WHAT TO DO >>
Count each line below that has "value" anywhere in it. Answer with the total alone.

PROVIDED INFORMATION >>

☆ ☆ ☆ ☆

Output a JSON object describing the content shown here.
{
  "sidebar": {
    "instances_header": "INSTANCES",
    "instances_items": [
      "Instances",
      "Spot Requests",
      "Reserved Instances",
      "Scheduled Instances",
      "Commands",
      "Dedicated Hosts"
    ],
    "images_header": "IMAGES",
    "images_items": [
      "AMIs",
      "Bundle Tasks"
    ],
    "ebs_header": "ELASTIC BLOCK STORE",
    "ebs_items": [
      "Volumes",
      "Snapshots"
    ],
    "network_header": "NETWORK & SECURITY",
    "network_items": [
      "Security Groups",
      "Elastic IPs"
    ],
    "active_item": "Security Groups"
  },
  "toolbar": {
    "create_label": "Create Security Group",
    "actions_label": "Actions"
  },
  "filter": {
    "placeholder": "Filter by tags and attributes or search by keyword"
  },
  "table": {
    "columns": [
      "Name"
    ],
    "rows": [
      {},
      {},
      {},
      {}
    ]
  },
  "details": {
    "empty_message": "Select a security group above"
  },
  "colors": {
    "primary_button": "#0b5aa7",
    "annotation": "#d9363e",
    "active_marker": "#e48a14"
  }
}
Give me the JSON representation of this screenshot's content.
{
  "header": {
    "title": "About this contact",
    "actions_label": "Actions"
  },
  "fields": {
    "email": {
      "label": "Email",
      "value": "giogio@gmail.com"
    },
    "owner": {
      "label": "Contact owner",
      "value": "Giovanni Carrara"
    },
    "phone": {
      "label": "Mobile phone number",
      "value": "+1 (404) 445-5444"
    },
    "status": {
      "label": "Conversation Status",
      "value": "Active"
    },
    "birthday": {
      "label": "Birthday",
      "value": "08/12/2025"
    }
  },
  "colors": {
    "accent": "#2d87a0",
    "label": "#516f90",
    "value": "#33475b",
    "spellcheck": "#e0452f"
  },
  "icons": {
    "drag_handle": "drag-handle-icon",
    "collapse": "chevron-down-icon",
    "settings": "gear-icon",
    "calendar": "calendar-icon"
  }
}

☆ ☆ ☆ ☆

RESULT OF THIS TASK >>
6